==== RECORDS FOR THIS TASK

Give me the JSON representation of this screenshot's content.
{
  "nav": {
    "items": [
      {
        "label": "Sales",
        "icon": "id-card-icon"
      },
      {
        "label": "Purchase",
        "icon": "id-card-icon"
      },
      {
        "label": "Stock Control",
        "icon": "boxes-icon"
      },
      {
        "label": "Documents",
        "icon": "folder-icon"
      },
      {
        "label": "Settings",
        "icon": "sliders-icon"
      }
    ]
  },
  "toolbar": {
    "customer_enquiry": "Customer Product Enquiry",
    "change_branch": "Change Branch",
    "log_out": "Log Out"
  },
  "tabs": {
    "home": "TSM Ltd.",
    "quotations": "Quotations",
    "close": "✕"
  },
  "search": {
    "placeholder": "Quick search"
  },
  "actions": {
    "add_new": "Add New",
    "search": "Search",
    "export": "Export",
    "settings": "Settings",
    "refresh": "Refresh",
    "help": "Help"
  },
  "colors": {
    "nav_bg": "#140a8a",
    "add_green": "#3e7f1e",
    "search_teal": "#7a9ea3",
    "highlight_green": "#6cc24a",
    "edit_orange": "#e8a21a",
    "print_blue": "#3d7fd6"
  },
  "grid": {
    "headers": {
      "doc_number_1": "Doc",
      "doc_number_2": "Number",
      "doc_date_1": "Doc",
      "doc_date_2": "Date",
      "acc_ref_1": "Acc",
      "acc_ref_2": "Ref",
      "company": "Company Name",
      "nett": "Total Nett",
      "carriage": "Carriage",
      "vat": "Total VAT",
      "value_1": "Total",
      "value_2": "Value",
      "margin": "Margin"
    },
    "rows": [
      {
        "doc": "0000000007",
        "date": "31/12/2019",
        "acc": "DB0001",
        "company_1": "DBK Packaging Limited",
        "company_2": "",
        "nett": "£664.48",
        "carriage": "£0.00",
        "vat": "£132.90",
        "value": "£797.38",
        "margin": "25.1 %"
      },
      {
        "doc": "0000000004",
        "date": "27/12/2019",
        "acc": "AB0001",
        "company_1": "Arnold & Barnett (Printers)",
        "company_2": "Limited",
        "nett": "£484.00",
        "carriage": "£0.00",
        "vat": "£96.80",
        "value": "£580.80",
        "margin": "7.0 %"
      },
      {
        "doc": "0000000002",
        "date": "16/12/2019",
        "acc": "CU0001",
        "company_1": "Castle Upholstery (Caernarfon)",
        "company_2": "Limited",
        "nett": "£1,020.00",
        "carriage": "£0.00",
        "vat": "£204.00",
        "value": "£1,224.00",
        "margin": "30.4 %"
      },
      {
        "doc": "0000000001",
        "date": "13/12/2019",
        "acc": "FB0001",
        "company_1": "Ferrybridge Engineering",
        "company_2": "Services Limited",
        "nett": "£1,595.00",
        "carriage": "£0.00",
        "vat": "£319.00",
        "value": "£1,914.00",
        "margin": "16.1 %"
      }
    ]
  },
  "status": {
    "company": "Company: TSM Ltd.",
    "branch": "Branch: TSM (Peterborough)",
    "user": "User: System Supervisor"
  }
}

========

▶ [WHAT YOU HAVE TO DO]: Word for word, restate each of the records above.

▶ [ANSWER SPACE]:
Give me the JSON representation of this screenshot's content.
{
  "nav": {
    "items": [
      {
        "label": "Sales",
        "icon": "id-card-icon"
      },
      {
        "label": "Purchase",
        "icon": "id-card-icon"
      },
      {
        "label": "Stock Control",
        "icon": "boxes-icon"
      },
      {
        "label": "Documents",
        "icon": "folder-icon"
      },
      {
        "label": "Settings",
        "icon": "sliders-icon"
      }
    ]
  },
  "toolbar": {
    "customer_enquiry": "Customer Product Enquiry",
    "change_branch": "Change Branch",
    "log_out": "Log Out"
  },
  "tabs": {
    "home": "TSM Ltd.",
    "quotations": "Quotations",
    "close": "✕"
  },
  "search": {
    "placeholder": "Quick search"
  },
  "actions": {
    "add_new": "Add New",
    "search": "Search",
    "export": "Export",
    "settings": "Settings",
    "refresh": "Refresh",
    "help": "Help"
  },
  "colors": {
    "nav_bg": "#140a8a",
    "add_green": "#3e7f1e",
    "search_teal": "#7a9ea3",
    "highlight_green": "#6cc24a",
    "edit_orange": "#e8a21a",
    "print_blue": "#3d7fd6"
  },
  "grid": {
    "headers": {
      "doc_number_1": "Doc",
      "doc_number_2": "Number",
      "doc_date_1": "Doc",
      "doc_date_2": "Date",
      "acc_ref_1": "Acc",
      "acc_ref_2": "Ref",
      "company": "Company Name",
      "nett": "Total Nett",
      "carriage": "Carriage",
      "vat": "Total VAT",
      "value_1": "Total",
      "value_2": "Value",
      "margin": "Margin"
    },
    "rows": [
      {
        "doc": "0000000007",
        "date": "31/12/2019",
        "acc": "DB0001",
        "company_1": "DBK Packaging Limited",
        "company_2": "",
        "nett": "£664.48",
        "carriage": "£0.00",
        "vat": "£132.90",
        "value": "£797.38",
        "margin": "25.1 %"
      },
      {
        "doc": "0000000004",
        "date": "27/12/2019",
        "acc": "AB0001",
        "company_1": "Arnold & Barnett (Printers)",
        "company_2": "Limited",
        "nett": "£484.00",
        "carriage": "£0.00",
        "vat": "£96.80",
        "value": "£580.80",
        "margin": "7.0 %"
      },
      {
        "doc": "0000000002",
        "date": "16/12/2019",
        "acc": "CU0001",
        "company_1": "Castle Upholstery (Caernarfon)",
        "company_2": "Limited",
        "nett": "£1,020.00",
        "carriage": "£0.00",
        "vat": "£204.00",
        "value": "£1,224.00",
        "margin": "30.4 %"
      },
      {
        "doc": "0000000001",
        "date": "13/12/2019",
        "acc": "FB0001",
        "company_1": "Ferrybridge Engineering",
        "company_2": "Services Limited",
        "nett": "£1,595.00",
        "carriage": "£0.00",
        "vat": "£319.00",
        "value": "£1,914.00",
        "margin": "16.1 %"
      }
    ]
  },
  "status": {
    "company": "Company: TSM Ltd.",
    "branch": "Branch: TSM (Peterborough)",
    "user": "User: System Supervisor"
  }
}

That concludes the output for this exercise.